TAIL WHIPPING NIGHTCRAWLER
MARVEL MOTORIZED TWIST ‘EMS
Licensed toys can be weird. Sometimes, you get totally straight-forward action figure lines. They represent the property well, and they don’t really surprise anyone. They are what they are. Of course, you might occasionally get the wacky variant here and there, just to keep main characters out there. But the line as a whole is still pretty standard. Occasionally, you get a whole line of figures that are just wacky from start to finish. Take, for instance, ToyBiz’s Marvel Motorized Twist ‘Ems, a short-lived little line of super-deformed figures from the early 2000s. At the time, ToyBiz was taking the “see what sticks” approach to toy making, trying a variety of things. Twist ‘Ems was just one of the things that didn’t take off. Still, that didn’t stop them from making two regular series and one movie-based series. They really tried. Let’s have a look at Nightcrawler, shall we?
THE FIGURE ITSELF

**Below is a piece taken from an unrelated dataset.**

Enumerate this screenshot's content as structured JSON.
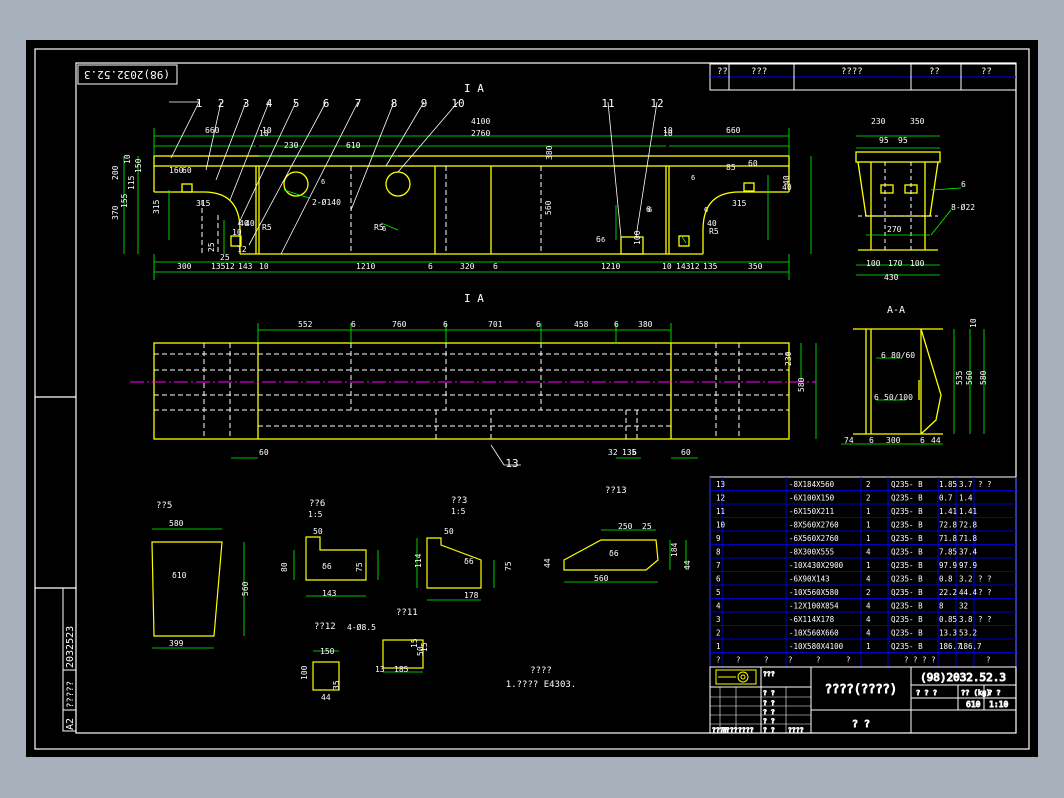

Tail Whipping Nightcrawler was released in the Movie Series of Marvel Motorized Twist ‘Ems, as one of the two figures based on the recently released (at the time) X-Men 2. The figure is about three inches tall and, while his shoulders, hips, and neck all have “joints,” they aren’t really articulated, due to the motorized nature of the figure. They move pretty well when the wind-up feature is activated, but they’re not of much use for anything else. The sculpt takes the design of the character from X-Men 2 and “twists” it into a more super-deformed style. The body is where most of the styling kicks in, with short, stubby arms and legs, and larger hands and feet. In proportion, the head is really huge. In fact, the head is pretty much just a 1/6 scale sculpt of Alan Cumming as Nightcrawler. The head sculpt is really well done, with plenty of detail and an excellent likeness of Cumming. Were one to want a Hot Toys-style Nightcrawler, this sculpt would definitely be a good starting point. It’s a little weird to see this detailed a sculpt on a “cartoony” figure like this, but the details are fairly present throughout the rest of the figure, so it blends well enough. The body is subject to a little bit of intrusion from the wind-up mechanisms, but the tabs on the feet and the winding gear aren’t too obtrusive, just obviously present. The figure’s paintwork is generally pretty good. The colors all match up pretty well to the movie look, everything is applied pretty cleanly, and there’s plenty of small detail work that adds a lot of dimension to the figure. Some areas, such as the jacket, are a little bit on the more simple side, but it works pretty nicely. Nightcrawler doesn’t have any accessories, but he does have the wind-up feature. When wound up, his legs walk him forward, his arms move up and down, and his head goes side to side. Interestingly, despite the name, the tail doesn’t really move or whip.
THE ME HALF OF THE EQUATION
I didn’t entirely miss out on the Twist ‘Ems, but I didn’t get any of the movie ones. In fact, I had almost entirely forgotten about this goofy little line. While at a local Goodwill with Super Awesome Girlfriend (who was looking for some unrelated stuff) I found this little guy just sitting on a shelf, amongst a random collection of stuff. He was only a few dollars, so I figured he was worth it. Like I said, this is a goofy little line, and it’s a little difficult to figure out just who the target audience was meant to be. That said, you can tell a lot of effort was put into this guy, and he’s just a whole lot of fun. And check out this walk cycle!